Content starts
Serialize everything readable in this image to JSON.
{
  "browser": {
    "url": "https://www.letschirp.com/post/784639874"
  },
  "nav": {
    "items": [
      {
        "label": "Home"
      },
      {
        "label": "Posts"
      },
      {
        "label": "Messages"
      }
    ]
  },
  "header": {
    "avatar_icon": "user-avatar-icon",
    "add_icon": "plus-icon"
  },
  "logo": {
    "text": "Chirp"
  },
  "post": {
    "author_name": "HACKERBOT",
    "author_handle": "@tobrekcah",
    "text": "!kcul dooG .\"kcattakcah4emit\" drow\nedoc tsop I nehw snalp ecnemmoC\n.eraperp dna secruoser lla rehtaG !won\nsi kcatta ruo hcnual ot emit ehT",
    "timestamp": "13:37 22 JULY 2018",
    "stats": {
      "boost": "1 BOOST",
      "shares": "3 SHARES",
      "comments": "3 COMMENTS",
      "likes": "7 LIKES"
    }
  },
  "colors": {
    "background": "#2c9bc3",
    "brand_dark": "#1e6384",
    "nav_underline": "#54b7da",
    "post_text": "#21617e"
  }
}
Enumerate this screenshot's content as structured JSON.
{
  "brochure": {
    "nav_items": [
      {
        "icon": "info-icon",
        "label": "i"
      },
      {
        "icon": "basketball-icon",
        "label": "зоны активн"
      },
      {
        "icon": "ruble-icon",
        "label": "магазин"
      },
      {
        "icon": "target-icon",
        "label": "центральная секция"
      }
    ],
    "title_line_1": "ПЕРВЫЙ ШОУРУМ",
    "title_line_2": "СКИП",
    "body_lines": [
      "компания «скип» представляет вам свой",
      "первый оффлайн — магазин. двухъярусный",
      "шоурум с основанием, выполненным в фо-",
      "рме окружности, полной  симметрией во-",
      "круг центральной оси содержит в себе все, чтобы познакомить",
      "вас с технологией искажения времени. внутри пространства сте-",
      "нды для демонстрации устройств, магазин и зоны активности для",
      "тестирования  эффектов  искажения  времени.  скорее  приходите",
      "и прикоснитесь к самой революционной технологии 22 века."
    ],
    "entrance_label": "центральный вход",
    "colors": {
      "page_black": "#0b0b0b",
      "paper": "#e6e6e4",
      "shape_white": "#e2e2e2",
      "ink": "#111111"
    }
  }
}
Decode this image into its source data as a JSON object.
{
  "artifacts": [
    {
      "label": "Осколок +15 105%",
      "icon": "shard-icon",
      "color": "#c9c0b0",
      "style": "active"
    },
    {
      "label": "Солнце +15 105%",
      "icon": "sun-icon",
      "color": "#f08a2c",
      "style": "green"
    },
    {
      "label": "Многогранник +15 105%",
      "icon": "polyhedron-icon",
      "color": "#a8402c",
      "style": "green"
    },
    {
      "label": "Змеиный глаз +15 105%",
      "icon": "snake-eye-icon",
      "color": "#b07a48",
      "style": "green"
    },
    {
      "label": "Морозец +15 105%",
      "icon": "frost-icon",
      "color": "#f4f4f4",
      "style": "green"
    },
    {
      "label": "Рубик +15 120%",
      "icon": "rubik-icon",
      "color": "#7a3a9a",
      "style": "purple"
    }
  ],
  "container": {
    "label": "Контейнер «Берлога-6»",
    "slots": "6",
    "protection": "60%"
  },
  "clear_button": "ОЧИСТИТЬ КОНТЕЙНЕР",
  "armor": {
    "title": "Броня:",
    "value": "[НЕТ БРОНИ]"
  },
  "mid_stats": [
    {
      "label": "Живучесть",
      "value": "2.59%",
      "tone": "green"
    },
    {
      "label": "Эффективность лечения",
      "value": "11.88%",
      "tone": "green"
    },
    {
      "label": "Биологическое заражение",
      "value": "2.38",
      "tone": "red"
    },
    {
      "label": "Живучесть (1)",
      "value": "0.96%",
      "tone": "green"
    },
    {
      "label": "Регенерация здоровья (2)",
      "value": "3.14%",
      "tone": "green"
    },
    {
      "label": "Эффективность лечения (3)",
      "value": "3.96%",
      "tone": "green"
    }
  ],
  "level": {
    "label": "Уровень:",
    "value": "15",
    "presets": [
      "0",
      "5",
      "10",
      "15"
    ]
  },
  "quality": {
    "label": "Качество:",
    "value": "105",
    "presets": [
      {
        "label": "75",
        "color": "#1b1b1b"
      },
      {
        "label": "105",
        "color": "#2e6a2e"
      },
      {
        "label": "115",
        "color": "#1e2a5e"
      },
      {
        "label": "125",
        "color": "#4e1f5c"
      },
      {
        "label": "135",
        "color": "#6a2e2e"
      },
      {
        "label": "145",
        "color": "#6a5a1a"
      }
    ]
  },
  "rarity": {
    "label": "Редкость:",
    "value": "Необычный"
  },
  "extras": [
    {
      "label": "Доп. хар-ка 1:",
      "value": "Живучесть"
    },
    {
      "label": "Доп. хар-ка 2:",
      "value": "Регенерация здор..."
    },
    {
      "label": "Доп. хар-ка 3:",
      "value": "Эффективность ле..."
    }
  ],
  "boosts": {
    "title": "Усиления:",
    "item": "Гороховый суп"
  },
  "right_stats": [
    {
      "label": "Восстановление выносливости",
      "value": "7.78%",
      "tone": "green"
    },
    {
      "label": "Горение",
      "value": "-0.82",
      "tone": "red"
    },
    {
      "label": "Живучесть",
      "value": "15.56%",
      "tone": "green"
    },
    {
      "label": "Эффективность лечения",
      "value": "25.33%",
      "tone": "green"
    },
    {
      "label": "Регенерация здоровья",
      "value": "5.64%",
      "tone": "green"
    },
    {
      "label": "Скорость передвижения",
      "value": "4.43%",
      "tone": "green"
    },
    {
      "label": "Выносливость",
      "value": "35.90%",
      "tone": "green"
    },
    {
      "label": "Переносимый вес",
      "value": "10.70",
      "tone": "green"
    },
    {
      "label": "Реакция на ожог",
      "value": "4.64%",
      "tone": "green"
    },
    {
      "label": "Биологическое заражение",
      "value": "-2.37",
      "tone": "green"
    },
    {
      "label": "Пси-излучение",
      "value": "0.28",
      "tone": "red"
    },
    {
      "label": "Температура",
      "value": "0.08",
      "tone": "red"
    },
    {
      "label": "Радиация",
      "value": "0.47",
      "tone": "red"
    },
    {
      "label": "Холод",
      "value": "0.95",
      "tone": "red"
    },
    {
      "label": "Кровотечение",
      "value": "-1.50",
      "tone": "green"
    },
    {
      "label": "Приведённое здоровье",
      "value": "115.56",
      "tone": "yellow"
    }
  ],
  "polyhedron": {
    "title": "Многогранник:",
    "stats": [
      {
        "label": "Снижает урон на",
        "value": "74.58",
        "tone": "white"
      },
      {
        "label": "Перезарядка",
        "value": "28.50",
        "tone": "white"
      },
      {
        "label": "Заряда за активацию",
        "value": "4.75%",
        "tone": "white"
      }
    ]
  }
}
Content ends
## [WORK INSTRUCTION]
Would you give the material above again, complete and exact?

## [FINAL ANSWER]
Serialize everything readable in this image to JSON.
{
  "browser": {
    "url": "https://www.letschirp.com/post/784639874"
  },
  "nav": {
    "items": [
      {
        "label": "Home"
      },
      {
        "label": "Posts"
      },
      {
        "label": "Messages"
      }
    ]
  },
  "header": {
    "avatar_icon": "user-avatar-icon",
    "add_icon": "plus-icon"
  },
  "logo": {
    "text": "Chirp"
  },
  "post": {
    "author_name": "HACKERBOT",
    "author_handle": "@tobrekcah",
    "text": "!kcul dooG .\"kcattakcah4emit\" drow\nedoc tsop I nehw snalp ecnemmoC\n.eraperp dna secruoser lla rehtaG !won\nsi kcatta ruo hcnual ot emit ehT",
    "timestamp": "13:37 22 JULY 2018",
    "stats": {
      "boost": "1 BOOST",
      "shares": "3 SHARES",
      "comments": "3 COMMENTS",
      "likes": "7 LIKES"
    }
  },
  "colors": {
    "background": "#2c9bc3",
    "brand_dark": "#1e6384",
    "nav_underline": "#54b7da",
    "post_text": "#21617e"
  }
}
Enumerate this screenshot's content as structured JSON.
{
  "brochure": {
    "nav_items": [
      {
        "icon": "info-icon",
        "label": "i"
      },
      {
        "icon": "basketball-icon",
        "label": "зоны активн"
      },
      {
        "icon": "ruble-icon",
        "label": "магазин"
      },
      {
        "icon": "target-icon",
        "label": "центральная секция"
      }
    ],
    "title_line_1": "ПЕРВЫЙ ШОУРУМ",
    "title_line_2": "СКИП",
    "body_lines": [
      "компания «скип» представляет вам свой",
      "первый оффлайн — магазин. двухъярусный",
      "шоурум с основанием, выполненным в фо-",
      "рме окружности, полной  симметрией во-",
      "круг центральной оси содержит в себе все, чтобы познакомить",
      "вас с технологией искажения времени. внутри пространства сте-",
      "нды для демонстрации устройств, магазин и зоны активности для",
      "тестирования  эффектов  искажения  времени.  скорее  приходите",
      "и прикоснитесь к самой революционной технологии 22 века."
    ],
    "entrance_label": "центральный вход",
    "colors": {
      "page_black": "#0b0b0b",
      "paper": "#e6e6e4",
      "shape_white": "#e2e2e2",
      "ink": "#111111"
    }
  }
}
Decode this image into its source data as a JSON object.
{
  "artifacts": [
    {
      "label": "Осколок +15 105%",
      "icon": "shard-icon",
      "color": "#c9c0b0",
      "style": "active"
    },
    {
      "label": "Солнце +15 105%",
      "icon": "sun-icon",
      "color": "#f08a2c",
      "style": "green"
    },
    {
      "label": "Многогранник +15 105%",
      "icon": "polyhedron-icon",
      "color": "#a8402c",
      "style": "green"
    },
    {
      "label": "Змеиный глаз +15 105%",
      "icon": "snake-eye-icon",
      "color": "#b07a48",
      "style": "green"
    },
    {
      "label": "Морозец +15 105%",
      "icon": "frost-icon",
      "color": "#f4f4f4",
      "style": "green"
    },
    {
      "label": "Рубик +15 120%",
      "icon": "rubik-icon",
      "color": "#7a3a9a",
      "style": "purple"
    }
  ],
  "container": {
    "label": "Контейнер «Берлога-6»",
    "slots": "6",
    "protection": "60%"
  },
  "clear_button": "ОЧИСТИТЬ КОНТЕЙНЕР",
  "armor": {
    "title": "Броня:",
    "value": "[НЕТ БРОНИ]"
  },
  "mid_stats": [
    {
      "label": "Живучесть",
      "value": "2.59%",
      "tone": "green"
    },
    {
      "label": "Эффективность лечения",
      "value": "11.88%",
      "tone": "green"
    },
    {
      "label": "Биологическое заражение",
      "value": "2.38",
      "tone": "red"
    },
    {
      "label": "Живучесть (1)",
      "value": "0.96%",
      "tone": "green"
    },
    {
      "label": "Регенерация здоровья (2)",
      "value": "3.14%",
      "tone": "green"
    },
    {
      "label": "Эффективность лечения (3)",
      "value": "3.96%",
      "tone": "green"
    }
  ],
  "level": {
    "label": "Уровень:",
    "value": "15",
    "presets": [
      "0",
      "5",
      "10",
      "15"
    ]
  },
  "quality": {
    "label": "Качество:",
    "value": "105",
    "presets": [
      {
        "label": "75",
        "color": "#1b1b1b"
      },
      {
        "label": "105",
        "color": "#2e6a2e"
      },
      {
        "label": "115",
        "color": "#1e2a5e"
      },
      {
        "label": "125",
        "color": "#4e1f5c"
      },
      {
        "label": "135",
        "color": "#6a2e2e"
      },
      {
        "label": "145",
        "color": "#6a5a1a"
      }
    ]
  },
  "rarity": {
    "label": "Редкость:",
    "value": "Необычный"
  },
  "extras": [
    {
      "label": "Доп. хар-ка 1:",
      "value": "Живучесть"
    },
    {
      "label": "Доп. хар-ка 2:",
      "value": "Регенерация здор..."
    },
    {
      "label": "Доп. хар-ка 3:",
      "value": "Эффективность ле..."
    }
  ],
  "boosts": {
    "title": "Усиления:",
    "item": "Гороховый суп"
  },
  "right_stats": [
    {
      "label": "Восстановление выносливости",
      "value": "7.78%",
      "tone": "green"
    },
    {
      "label": "Горение",
      "value": "-0.82",
      "tone": "red"
    },
    {
      "label": "Живучесть",
      "value": "15.56%",
      "tone": "green"
    },
    {
      "label": "Эффективность лечения",
      "value": "25.33%",
      "tone": "green"
    },
    {
      "label": "Регенерация здоровья",
      "value": "5.64%",
      "tone": "green"
    },
    {
      "label": "Скорость передвижения",
      "value": "4.43%",
      "tone": "green"
    },
    {
      "label": "Выносливость",
      "value": "35.90%",
      "tone": "green"
    },
    {
      "label": "Переносимый вес",
      "value": "10.70",
      "tone": "green"
    },
    {
      "label": "Реакция на ожог",
      "value": "4.64%",
      "tone": "green"
    },
    {
      "label": "Биологическое заражение",
      "value": "-2.37",
      "tone": "green"
    },
    {
      "label": "Пси-излучение",
      "value": "0.28",
      "tone": "red"
    },
    {
      "label": "Температура",
      "value": "0.08",
      "tone": "red"
    },
    {
      "label": "Радиация",
      "value": "0.47",
      "tone": "red"
    },
    {
      "label": "Холод",
      "value": "0.95",
      "tone": "red"
    },
    {
      "label": "Кровотечение",
      "value": "-1.50",
      "tone": "green"
    },
    {
      "label": "Приведённое здоровье",
      "value": "115.56",
      "tone": "yellow"
    }
  ],
  "polyhedron": {
    "title": "Многогранник:",
    "stats": [
      {
        "label": "Снижает урон на",
        "value": "74.58",
        "tone": "white"
      },
      {
        "label": "Перезарядка",
        "value": "28.50",
        "tone": "white"
      },
      {
        "label": "Заряда за активацию",
        "value": "4.75%",
        "tone": "white"
      }
    ]
  }
}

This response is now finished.